Natural wine is not easily defined, which is one of the things that’s so beautiful about it. It’s collectively defined by the people who make it, sell it, drink it. It is fluid in it's identity, which is frustrating for a lot of people, but in my opinion that flexibility leaves the consumer with a lot of room to develop a unique and subjective idea of what they're drinking. But in regards to identifying natural wines in a retail setting or restaurant, get comfortable talking to your neighborhood wine merchant or sommelier. It's their job, and hopefully they take pride in pointing you towards the right wines.

But what if we’re left to navigate a wine list on our own?

Narrow it down by importer. Look at the back label and keep an eye out for any one of these seriously dedicated small importing companies: Percy Selections, Louis/Dressner, Scuola di Vino, Selection Massale...the list goes on. If it's got one of those names on the back, chances are it's pretty tasty.

Can you tell us a bit about your background and how you became interested in wines?

I worked in kitchens for several years, and eventually burnt out on the lifestyle. I knew I wanted to continue working with food and agricultural products in some capacity, but needed something that could offer itself as a more clearly defined intellectual pursuit. So I attended a culinary school in New York that had a formal sommelier training program. I thought I would work in restaurants after graduating, but my first gig happened to be at a natural wine shop in my neighborhood. From there I moved out to Oakland where I helped run a wine bar called Ordinaire, opened by my good friend Bradford Taylor. That was a hugely formative experience. It taught me a lot about community and natural wine's ability to bring people together.   

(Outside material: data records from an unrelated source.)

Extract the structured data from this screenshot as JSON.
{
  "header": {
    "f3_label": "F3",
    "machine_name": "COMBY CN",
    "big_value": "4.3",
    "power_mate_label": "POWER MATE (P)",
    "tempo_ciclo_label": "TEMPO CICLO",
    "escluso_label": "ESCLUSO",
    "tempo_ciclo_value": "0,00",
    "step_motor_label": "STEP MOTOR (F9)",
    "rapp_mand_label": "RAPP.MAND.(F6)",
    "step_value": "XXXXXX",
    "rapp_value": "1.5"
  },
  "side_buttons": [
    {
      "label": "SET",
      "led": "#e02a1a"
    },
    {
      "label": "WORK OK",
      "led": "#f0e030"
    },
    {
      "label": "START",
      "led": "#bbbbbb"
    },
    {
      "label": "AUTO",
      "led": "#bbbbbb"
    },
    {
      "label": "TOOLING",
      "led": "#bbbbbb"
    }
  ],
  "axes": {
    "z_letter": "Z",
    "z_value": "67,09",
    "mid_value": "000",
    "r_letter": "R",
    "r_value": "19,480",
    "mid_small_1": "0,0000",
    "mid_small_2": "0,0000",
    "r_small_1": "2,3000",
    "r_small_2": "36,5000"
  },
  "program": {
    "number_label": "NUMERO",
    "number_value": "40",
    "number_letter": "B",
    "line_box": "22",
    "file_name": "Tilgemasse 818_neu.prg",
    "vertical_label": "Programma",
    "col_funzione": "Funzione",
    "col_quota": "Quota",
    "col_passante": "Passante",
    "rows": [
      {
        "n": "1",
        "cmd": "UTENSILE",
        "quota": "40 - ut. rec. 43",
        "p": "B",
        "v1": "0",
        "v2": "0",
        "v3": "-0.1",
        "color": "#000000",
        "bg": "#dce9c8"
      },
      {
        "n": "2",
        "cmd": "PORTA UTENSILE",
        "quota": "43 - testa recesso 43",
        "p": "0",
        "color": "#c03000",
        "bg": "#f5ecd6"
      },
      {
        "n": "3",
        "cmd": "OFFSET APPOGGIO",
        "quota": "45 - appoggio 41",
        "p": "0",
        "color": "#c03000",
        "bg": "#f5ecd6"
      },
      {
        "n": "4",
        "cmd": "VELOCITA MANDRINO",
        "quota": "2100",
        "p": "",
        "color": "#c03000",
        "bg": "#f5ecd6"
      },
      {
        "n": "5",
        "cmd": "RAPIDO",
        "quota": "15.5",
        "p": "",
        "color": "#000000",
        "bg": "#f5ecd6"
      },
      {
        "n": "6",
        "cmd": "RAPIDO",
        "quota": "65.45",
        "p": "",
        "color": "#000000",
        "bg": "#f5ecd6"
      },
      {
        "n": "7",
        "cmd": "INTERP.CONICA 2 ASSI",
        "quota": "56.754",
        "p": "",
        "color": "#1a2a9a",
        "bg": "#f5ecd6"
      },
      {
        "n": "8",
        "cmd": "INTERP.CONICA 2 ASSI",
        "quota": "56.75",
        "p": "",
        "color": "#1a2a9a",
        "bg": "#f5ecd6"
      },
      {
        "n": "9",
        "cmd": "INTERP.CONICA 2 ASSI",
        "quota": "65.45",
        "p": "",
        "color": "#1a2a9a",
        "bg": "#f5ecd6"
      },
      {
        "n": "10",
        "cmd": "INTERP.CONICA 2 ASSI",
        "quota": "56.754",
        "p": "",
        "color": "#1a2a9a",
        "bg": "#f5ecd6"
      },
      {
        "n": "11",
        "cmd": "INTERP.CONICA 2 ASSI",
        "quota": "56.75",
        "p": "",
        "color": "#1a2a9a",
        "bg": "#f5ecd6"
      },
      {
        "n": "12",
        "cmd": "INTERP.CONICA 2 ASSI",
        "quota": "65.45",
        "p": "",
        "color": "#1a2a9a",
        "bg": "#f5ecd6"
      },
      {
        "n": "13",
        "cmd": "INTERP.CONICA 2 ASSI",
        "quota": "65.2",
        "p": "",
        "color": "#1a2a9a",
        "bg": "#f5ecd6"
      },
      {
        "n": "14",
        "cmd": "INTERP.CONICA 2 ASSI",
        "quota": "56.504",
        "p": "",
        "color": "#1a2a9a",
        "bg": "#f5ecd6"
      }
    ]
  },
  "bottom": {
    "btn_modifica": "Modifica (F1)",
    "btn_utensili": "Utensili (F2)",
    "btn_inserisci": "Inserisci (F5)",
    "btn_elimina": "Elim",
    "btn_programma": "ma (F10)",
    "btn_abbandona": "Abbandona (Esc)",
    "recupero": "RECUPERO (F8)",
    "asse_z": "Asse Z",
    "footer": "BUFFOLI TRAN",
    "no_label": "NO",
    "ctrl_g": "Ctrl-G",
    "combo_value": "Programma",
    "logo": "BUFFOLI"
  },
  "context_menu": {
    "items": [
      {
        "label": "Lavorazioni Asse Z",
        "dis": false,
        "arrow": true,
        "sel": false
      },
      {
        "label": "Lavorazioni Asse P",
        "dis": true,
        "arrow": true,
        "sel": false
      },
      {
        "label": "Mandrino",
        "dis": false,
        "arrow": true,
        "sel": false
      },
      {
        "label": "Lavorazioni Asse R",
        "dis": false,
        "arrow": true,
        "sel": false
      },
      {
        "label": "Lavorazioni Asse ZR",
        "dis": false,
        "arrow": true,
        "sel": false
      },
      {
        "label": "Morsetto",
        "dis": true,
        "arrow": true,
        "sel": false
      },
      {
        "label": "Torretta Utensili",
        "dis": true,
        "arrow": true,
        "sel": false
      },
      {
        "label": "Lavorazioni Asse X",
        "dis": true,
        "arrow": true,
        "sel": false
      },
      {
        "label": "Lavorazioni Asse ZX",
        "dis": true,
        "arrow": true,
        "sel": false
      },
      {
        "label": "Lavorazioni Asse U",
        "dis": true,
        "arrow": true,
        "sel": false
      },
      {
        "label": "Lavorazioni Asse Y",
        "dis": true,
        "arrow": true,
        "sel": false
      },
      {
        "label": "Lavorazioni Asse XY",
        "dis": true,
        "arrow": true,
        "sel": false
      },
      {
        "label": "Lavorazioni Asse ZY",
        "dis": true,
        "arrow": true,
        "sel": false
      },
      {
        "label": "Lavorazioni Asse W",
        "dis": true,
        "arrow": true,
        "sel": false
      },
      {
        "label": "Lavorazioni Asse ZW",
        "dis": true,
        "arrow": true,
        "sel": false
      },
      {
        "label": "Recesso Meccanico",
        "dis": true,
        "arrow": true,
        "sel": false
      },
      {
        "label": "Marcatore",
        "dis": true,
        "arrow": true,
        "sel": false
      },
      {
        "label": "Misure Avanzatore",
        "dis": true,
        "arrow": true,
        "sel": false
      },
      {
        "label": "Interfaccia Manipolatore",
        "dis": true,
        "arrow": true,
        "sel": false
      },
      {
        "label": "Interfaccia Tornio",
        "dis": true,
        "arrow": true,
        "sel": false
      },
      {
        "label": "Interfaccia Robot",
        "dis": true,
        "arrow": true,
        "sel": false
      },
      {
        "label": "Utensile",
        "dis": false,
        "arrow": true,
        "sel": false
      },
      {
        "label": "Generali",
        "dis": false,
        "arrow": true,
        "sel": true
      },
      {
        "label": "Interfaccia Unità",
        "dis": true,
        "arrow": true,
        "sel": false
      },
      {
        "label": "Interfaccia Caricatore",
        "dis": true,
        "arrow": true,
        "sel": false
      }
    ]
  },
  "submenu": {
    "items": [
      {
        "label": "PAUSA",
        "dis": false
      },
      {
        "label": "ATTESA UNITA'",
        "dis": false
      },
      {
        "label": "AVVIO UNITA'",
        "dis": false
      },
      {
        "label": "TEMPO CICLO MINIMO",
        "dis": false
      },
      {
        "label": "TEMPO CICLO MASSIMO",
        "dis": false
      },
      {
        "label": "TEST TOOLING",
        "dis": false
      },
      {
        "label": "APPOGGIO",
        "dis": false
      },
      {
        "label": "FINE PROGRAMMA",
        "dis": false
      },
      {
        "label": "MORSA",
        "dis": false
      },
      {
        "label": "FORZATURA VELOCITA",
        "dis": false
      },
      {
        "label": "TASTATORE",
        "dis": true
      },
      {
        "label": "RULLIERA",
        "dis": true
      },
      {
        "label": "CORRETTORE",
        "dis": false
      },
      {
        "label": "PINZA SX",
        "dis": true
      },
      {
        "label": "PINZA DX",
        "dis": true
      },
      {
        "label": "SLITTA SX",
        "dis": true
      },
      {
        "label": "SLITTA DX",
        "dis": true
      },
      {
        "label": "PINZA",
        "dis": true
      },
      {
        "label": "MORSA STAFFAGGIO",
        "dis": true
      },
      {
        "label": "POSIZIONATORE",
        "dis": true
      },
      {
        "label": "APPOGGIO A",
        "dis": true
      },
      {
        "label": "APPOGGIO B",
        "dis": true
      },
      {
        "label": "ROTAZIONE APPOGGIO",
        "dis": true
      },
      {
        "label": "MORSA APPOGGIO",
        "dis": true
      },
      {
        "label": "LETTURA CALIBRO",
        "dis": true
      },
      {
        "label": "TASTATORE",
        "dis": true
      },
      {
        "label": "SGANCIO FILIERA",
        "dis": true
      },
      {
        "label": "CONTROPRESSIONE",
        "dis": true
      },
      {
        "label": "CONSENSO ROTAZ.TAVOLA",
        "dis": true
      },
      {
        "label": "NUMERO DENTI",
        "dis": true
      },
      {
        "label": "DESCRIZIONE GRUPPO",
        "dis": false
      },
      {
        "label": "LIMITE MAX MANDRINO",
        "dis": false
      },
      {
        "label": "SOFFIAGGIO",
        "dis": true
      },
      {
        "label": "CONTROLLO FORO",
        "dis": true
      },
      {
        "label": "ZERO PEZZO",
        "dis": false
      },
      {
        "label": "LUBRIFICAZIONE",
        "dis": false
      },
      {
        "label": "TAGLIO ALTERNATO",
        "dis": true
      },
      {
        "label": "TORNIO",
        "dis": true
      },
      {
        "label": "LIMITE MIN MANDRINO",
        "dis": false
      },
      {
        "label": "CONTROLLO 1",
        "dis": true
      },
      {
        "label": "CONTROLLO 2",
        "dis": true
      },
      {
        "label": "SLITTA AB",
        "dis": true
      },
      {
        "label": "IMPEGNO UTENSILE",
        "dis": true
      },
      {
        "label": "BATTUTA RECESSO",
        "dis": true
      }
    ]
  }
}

What was your journey like to open Psychic Wines?

Long and full of delays. A true exercise in patience.

Favorite way to enjoy a new bottle?

Over a meal with people I love.

What’s something people tend to assume in relation to natural wines that isn’t always true?

I think a pretty common misconception is that in order for it to be natural, a wine has to fit a certain aesthetic deemed as "funky". Whether it be cloudy and unfiltered, spritzy, maybe boasting some aromas that could be described as "rustic". There are plenty of delicious natural wines that have these characteristics, but there are also a lot fitting a slightly more classic profile that are just as soulful and delicious.

Do you have a favorite wine region? On that note, is there a certain wine region you’d like to explore?

Right now I'm pretty excited about wines from Alsace and the South of France. Both of which I've visited, and they resonated with me on a deeper level. Maybe that's why I'm so partial to the wines! I've never done any traveling in Italy, that's a wine culture I still have a lot to learn about.

Current shop soundtrack?

It varies a lot, especially depending on who is working. Right now I'm listening to Broken Social Scene, earlier I listened to a couple Coleman Hawkins records. Jazz is the perfect cure for music fatigue, which becomes an issue when you spend this much time in one space!

What has surprised you the most after opening psychic wines?

Everyone is so nice. Almost every customer who comes through the door is a pleasure to engage with. I guess I wasn't expecting that. Gives me faith in humanity!

Special thanks to Quinn from Psychic Wines
Set Design by Amy Taylor
Styling by Maya Bookbinder